Harris Barnes, nationally-known agricultural writer/photographer, and the founding editor of Southeast Farm Press, died Aug. 25. He was 87.
He was also the publisher of acclaimed photo books chronicling the history of cotton, southern agriculture, and an agricultural retrospective.
“Harris had a remarkable career,” said Hembree Brandon, editorial director for Farm Press Publications. “From the days of mule-power and hand labor to modern, high tech agriculture — he was a part of it all, and documented it all in words and photos. He had one of the most extensive one-man collections of agricultural photos of anyone in the business.
“He never met a stranger, and his cheery smile and outgoing manner made friends wherever he went. He will be missed by all who knew him.”
A 1941 graduate of Mississippi State College (now University), the Clarksdale, Miss., native served in the Marine Corps in World War II, and then returned home to begin a career as a manager for large farming operations in the area.
“Harris had a lifelong love affair with farming, and cotton in particular,” Brandon said. “The hands-on knowledge he acquired as a farm manager served him well when he started his second career in ag journalism/photography.”
Barnes, who had no formal training in photography, recalled that he started taking photos to record the lives of his young children, and from there branched out into photos of crops and farming operations.
Barnes joined Farm Press in 1973, working briefly with Delta Farm Press, then becoming editor of Southeast Farm Press, which began publication in 1974.
“Harris traveled hundreds of thousands of miles across the Southeast states, often accompanied by his wife, Jayme, meeting farmers and recording their lives and farming operations,” Brandon said. “His own years of farming experience gave him a unique insight into those he wrote about and photographed.”
Barnes later left Farm Press and returned home to the Mississippi Delta, in 1980 beginning another phase of his life — freelance writer/photographer.

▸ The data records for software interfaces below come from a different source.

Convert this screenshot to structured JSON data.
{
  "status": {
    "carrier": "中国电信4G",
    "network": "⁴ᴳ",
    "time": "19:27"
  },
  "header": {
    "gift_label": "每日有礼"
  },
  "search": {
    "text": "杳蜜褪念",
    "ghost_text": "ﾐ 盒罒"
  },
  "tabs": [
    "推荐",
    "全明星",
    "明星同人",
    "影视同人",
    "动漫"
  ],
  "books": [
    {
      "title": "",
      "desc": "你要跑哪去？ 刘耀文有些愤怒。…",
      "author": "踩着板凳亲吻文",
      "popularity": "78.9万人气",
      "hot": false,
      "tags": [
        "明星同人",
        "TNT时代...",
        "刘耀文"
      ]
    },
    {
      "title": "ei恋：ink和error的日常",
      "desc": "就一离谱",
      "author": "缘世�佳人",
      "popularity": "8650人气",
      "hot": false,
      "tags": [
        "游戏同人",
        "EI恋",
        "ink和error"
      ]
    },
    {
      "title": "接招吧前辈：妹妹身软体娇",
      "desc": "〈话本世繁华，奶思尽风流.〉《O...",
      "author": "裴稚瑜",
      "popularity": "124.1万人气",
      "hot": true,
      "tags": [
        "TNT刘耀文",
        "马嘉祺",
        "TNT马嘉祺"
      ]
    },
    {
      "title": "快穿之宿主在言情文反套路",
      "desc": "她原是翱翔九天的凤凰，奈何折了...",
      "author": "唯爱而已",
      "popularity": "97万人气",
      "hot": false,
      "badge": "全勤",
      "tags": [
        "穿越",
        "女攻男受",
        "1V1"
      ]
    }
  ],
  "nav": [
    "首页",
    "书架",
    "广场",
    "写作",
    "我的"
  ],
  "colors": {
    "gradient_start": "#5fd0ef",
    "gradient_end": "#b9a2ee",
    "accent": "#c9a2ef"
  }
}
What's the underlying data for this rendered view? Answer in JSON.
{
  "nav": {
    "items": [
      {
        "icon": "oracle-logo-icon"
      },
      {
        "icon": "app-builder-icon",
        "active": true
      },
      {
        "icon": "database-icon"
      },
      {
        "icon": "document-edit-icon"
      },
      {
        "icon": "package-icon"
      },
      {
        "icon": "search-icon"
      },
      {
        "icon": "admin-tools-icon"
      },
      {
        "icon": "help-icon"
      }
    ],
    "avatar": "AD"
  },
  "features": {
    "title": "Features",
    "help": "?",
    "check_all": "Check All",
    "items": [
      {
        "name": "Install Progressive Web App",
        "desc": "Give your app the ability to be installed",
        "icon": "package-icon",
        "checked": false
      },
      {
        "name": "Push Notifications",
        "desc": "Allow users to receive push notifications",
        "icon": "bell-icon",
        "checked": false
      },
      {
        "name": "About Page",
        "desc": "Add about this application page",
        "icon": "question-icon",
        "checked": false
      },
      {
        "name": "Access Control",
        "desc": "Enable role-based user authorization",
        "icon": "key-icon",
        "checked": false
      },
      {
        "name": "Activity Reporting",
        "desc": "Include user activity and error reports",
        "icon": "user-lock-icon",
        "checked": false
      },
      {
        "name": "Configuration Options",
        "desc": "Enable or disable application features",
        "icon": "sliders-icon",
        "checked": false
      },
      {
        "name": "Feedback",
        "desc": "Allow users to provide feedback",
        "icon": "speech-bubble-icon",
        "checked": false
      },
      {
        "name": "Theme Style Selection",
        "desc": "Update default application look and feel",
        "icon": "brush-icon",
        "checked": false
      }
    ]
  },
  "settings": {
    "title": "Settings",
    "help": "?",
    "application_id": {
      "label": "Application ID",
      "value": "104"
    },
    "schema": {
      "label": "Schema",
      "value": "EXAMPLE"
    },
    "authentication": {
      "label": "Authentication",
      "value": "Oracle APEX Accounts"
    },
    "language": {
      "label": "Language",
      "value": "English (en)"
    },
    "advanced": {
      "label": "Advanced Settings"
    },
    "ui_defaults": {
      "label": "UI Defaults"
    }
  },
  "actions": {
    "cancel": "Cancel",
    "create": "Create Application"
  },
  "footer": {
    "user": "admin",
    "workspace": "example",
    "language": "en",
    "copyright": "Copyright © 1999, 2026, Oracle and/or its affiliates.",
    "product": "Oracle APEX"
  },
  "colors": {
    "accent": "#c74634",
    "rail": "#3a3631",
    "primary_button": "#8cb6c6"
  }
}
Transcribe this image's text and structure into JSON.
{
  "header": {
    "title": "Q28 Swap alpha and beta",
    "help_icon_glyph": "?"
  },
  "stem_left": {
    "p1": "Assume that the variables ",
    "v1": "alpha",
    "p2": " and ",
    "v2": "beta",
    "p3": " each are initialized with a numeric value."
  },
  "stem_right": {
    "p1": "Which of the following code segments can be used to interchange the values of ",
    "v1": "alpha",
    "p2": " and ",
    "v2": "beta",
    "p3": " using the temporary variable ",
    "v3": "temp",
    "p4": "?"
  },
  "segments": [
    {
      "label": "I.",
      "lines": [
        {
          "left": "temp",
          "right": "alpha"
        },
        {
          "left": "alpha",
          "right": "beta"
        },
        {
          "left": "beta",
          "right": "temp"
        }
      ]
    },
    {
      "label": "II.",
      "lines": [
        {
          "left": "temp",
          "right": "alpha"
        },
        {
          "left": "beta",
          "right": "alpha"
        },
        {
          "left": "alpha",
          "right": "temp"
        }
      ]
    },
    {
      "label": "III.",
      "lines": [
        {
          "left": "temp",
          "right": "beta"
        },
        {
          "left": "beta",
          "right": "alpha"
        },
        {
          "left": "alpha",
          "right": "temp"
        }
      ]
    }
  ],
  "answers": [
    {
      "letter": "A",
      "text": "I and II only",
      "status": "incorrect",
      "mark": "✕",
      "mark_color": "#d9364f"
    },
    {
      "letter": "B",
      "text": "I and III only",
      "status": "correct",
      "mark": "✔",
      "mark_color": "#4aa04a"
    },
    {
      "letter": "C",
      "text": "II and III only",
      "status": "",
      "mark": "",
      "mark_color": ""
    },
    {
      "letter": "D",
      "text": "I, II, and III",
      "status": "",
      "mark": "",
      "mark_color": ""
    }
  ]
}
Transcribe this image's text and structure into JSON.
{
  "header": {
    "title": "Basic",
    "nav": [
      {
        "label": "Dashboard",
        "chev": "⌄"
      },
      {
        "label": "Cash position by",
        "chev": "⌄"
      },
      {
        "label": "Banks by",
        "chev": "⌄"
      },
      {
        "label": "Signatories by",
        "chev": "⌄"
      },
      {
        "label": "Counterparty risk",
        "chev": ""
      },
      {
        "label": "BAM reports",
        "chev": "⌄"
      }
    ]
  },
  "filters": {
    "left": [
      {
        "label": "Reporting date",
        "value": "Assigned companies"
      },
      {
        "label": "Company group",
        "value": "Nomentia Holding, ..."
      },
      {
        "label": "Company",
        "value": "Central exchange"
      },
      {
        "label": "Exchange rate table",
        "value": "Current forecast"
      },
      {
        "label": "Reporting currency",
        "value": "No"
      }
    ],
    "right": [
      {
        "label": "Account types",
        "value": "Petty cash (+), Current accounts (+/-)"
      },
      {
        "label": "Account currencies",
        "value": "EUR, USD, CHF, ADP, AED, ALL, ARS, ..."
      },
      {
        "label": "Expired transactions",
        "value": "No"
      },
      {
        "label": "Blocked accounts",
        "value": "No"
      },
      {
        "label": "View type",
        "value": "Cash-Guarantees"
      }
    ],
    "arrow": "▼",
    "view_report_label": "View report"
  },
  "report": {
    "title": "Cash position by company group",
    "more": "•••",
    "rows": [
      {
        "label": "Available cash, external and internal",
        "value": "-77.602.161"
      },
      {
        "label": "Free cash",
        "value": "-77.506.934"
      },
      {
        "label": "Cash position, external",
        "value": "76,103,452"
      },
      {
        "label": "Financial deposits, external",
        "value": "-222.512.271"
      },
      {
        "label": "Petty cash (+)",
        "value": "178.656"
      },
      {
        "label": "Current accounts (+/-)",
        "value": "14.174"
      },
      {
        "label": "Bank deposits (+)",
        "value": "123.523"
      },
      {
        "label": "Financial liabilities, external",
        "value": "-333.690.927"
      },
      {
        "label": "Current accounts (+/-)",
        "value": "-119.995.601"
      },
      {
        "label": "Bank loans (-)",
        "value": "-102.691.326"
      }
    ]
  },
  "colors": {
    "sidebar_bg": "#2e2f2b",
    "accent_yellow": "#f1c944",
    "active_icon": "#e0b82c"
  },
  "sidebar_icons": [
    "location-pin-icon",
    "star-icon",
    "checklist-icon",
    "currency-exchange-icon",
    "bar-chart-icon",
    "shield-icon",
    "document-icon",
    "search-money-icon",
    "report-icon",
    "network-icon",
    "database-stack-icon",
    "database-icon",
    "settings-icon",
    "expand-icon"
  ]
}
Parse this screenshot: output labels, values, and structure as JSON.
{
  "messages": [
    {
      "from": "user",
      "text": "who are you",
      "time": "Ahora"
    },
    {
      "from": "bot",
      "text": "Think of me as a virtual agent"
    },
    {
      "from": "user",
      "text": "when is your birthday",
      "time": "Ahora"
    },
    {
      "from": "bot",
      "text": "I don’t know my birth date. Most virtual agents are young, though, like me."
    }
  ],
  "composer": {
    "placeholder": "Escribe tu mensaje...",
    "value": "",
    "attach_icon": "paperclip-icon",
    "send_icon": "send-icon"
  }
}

Assignments from agricultural companies, advertising agencies, and ag publications kept him busy and took him all over the country.
“His photographs were widely published and sold,” Brandon said. “You’d see framed prints everywhere, from fancy corporate boardrooms to Shoney’s restaurants.”
Earlier this year, Barnes donated his lifetime photo collection, more than 80 boxes, to the library at his alma mater. Mississippi State University Dean of Libraries Frances Coleman, said the photos will represent “a premier source for university students to learn about agriculture.”
In 2002, Barnes published his first book, “Cotton: A Fifty Year Pictorial History.” It won two major honors, the 2004 Award of Merit from the Mississippi Historical Society,” and the 2006 Mississippi Author Award from the Mississippi Library Association.
A second book, “The Beauty of Southern Agriculture,” spotlighting cotton, corn, peanuts, tobacco, and other southern crops, was published in 2004.
His third book, “The Good Ole Days,” was completed shortly before his death and will be published in September.
Barnes, who retired as a colonel from the Marine Corps Reserve after 37 years, was named Progressive Farmer magazine’s “Man of the Year” in 1967 for service to southern agriculture.
He served a term as president of the American Soybean Association, president of the Mississippi State University Alumni Association, and the Clarksdale Rotary Club.
Services were held Aug. 27 at the First Presbyterian Church of Clarksdale, where he was a member and elder emeritus.